### Green's Theorem and the Planimeter

#### Part 5: A Mathematical Model for the Planimeter

Next you will analyze the planimeter using Green's Theorem from Part 2, which linked line integrals and iterated integrals over regions of the plane.

To create a mathematical model of the planimeter, you need to describe how the wheel on the moving end of the planimeter turns. This is because all the planimeter records is the number of rotations that the wheel has completed. One way to represent this is to define a vector field in which the vector located at a point gives the direction that the wheel is rolling in when the planimeter passes over the point . We show part of this vector field in the following figure. The applet below shows the planimeter and the part of the vector field that is nearest the spinning wheel of the planimeter.

1. Your worksheet gives the commands to generate graphical representations of several different vector fields. Which of these vector fields would be the most suitable for describing the planimeter?

2. Call the vector field that you have selected . Since points in the direction that the wheel of the planimeter is moving, gives a scalar multiple of the velocity vector of the planimeter's wheel. In terms of the planimeter, what interpretation would you assign to the line integral where C is the path traced out by the planimeter?
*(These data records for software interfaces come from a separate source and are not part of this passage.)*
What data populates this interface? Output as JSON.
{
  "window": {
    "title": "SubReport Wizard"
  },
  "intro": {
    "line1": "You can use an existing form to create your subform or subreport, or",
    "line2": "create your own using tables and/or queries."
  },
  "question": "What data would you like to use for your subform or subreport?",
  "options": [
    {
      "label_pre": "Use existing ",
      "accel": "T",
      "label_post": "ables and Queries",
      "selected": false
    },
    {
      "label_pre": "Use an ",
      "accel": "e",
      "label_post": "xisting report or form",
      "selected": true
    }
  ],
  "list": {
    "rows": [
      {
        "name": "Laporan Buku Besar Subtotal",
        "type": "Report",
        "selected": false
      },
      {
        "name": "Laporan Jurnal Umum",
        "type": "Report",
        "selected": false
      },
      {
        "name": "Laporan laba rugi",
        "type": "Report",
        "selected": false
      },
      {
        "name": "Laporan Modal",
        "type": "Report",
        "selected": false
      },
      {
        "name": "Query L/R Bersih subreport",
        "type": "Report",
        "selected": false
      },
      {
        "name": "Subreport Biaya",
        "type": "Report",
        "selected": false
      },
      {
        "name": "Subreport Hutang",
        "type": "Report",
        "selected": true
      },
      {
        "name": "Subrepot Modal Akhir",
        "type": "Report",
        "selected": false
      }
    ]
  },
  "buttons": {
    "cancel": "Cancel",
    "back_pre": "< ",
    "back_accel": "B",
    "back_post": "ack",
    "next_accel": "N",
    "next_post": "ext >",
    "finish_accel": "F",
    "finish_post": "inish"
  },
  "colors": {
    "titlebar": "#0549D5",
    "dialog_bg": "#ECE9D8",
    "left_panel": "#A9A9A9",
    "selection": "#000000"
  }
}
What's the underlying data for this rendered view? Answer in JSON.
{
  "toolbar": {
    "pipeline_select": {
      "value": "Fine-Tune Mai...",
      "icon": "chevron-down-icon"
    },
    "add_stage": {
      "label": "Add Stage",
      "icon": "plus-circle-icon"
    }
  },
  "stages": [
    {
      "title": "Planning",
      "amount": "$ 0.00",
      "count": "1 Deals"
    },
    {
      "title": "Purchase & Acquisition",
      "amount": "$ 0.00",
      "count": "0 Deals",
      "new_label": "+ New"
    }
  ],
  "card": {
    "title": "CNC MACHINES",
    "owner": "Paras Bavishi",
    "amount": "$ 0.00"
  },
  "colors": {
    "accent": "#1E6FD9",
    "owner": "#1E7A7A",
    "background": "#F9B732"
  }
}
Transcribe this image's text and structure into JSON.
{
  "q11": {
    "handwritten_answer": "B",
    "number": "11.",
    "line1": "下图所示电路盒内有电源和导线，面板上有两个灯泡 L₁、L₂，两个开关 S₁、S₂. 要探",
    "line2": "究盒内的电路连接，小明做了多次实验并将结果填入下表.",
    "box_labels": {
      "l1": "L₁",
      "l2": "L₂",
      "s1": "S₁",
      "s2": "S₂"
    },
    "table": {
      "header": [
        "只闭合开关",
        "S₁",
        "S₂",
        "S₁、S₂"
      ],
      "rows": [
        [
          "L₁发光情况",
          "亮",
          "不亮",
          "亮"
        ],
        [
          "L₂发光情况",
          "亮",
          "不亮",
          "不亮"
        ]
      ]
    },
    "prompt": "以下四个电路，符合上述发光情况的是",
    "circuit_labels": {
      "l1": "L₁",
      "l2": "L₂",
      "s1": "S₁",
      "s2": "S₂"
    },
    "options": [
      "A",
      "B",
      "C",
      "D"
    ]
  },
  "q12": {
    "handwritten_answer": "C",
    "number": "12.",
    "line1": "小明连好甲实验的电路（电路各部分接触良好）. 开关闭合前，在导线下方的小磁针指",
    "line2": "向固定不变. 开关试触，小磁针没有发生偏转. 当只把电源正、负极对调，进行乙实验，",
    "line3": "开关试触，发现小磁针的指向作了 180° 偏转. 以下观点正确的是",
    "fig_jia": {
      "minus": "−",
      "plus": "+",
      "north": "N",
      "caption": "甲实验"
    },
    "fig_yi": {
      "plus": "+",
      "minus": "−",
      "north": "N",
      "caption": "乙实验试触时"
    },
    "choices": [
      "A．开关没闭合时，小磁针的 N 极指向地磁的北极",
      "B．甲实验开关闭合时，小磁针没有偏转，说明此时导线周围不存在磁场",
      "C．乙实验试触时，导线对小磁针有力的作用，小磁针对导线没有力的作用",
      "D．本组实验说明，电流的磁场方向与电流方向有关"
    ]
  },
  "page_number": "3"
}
3. How could you express the quantity represented by the integral using an iterated integral rather than a line integral?

4. Consider the vectors shown in the diagram below. Explain why the vector field that describes the planimeter would be expected to be a scalar multiple of  The point -- the location of the elbow of the planimeter -- can be expressed in terms of . You will find a command in your worksheet to solve for and in terms of and . The method is to realize that if the two "arms" of the planimeter are the same length (say length 1), then the distance formula gives 1. Use your computer algebra system to solve for and in terms of and . Use these results to find a symbolic representation for the planimeter vector field, . How can you check to make sure that the vector field you have defined is the right vector field for describing the planimeter?

2. Consider the quantity that you plan to integrate in the iterated integral that you found to be equal to the line integral . Use your computer algebra system to evaluate and simplify that expression as much as you possibly can.

3. Suppose that the planimeter was traced around a region D of the plane. What property of the region D would your iterated integral be equal or closely related to?

4. Look back at the conversion formula that you made for the planimeter applet in the previous part of the module. How can you account for the algebraic structure of your conversion formula in terms of the mathematics that you have just worked out?